Instructions for the task: Leave every image behind and restate the data word for word.

[Dataset excerpts]

^^^^^^^^^^^^^^^^

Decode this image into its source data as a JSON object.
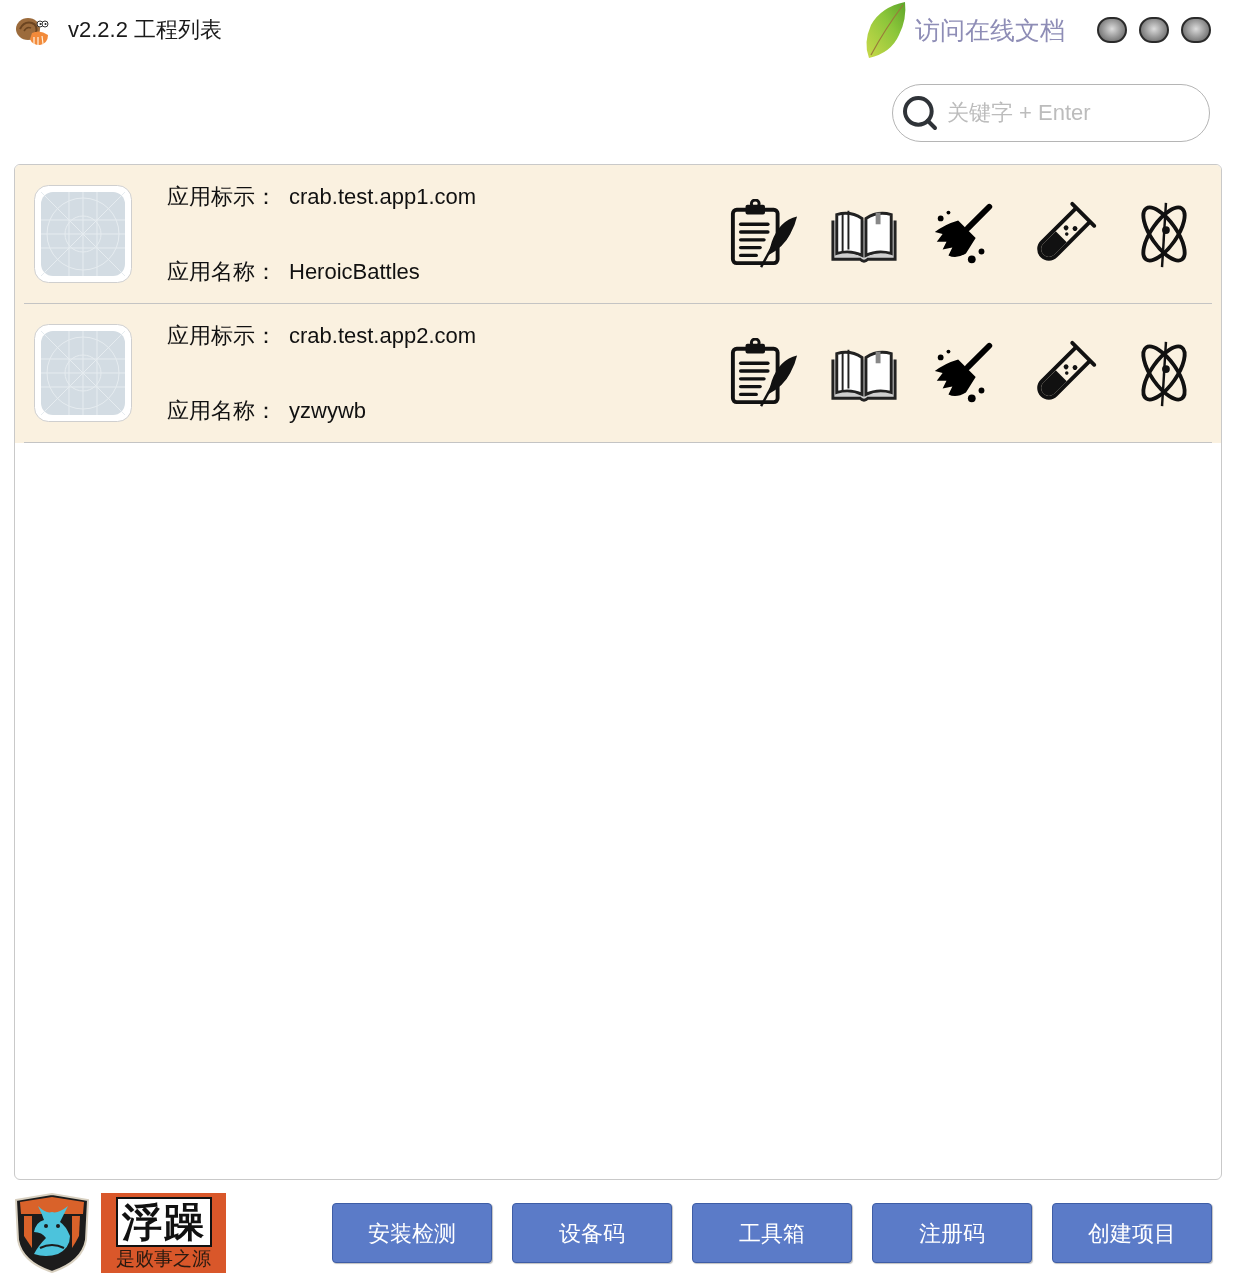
{
  "title_bar": {
    "title": "v2.2.2 工程列表",
    "docs_link": "访问在线文档"
  },
  "search": {
    "placeholder": "关键字 + Enter"
  },
  "projects": [
    {
      "id_label": "应用标示：",
      "bundle_id": "crab.test.app1.com",
      "name_label": "应用名称：",
      "app_name": "HeroicBattles"
    },
    {
      "id_label": "应用标示：",
      "bundle_id": "crab.test.app2.com",
      "name_label": "应用名称：",
      "app_name": "yzwywb"
    }
  ],
  "footer": {
    "badge": {
      "title": "浮躁",
      "motto": "是败事之源"
    },
    "buttons": [
      "安装检测",
      "设备码",
      "工具箱",
      "注册码",
      "创建项目"
    ]
  }
}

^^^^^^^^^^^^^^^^

Solved problem:
Decode this image into its source data as a JSON object.
{
  "title_bar": {
    "title": "v2.2.2 工程列表",
    "docs_link": "访问在线文档"
  },
  "search": {
    "placeholder": "关键字 + Enter"
  },
  "projects": [
    {
      "id_label": "应用标示：",
      "bundle_id": "crab.test.app1.com",
      "name_label": "应用名称：",
      "app_name": "HeroicBattles"
    },
    {
      "id_label": "应用标示：",
      "bundle_id": "crab.test.app2.com",
      "name_label": "应用名称：",
      "app_name": "yzwywb"
    }
  ],
  "footer": {
    "badge": {
      "title": "浮躁",
      "motto": "是败事之源"
    },
    "buttons": [
      "安装检测",
      "设备码",
      "工具箱",
      "注册码",
      "创建项目"
    ]
  }
}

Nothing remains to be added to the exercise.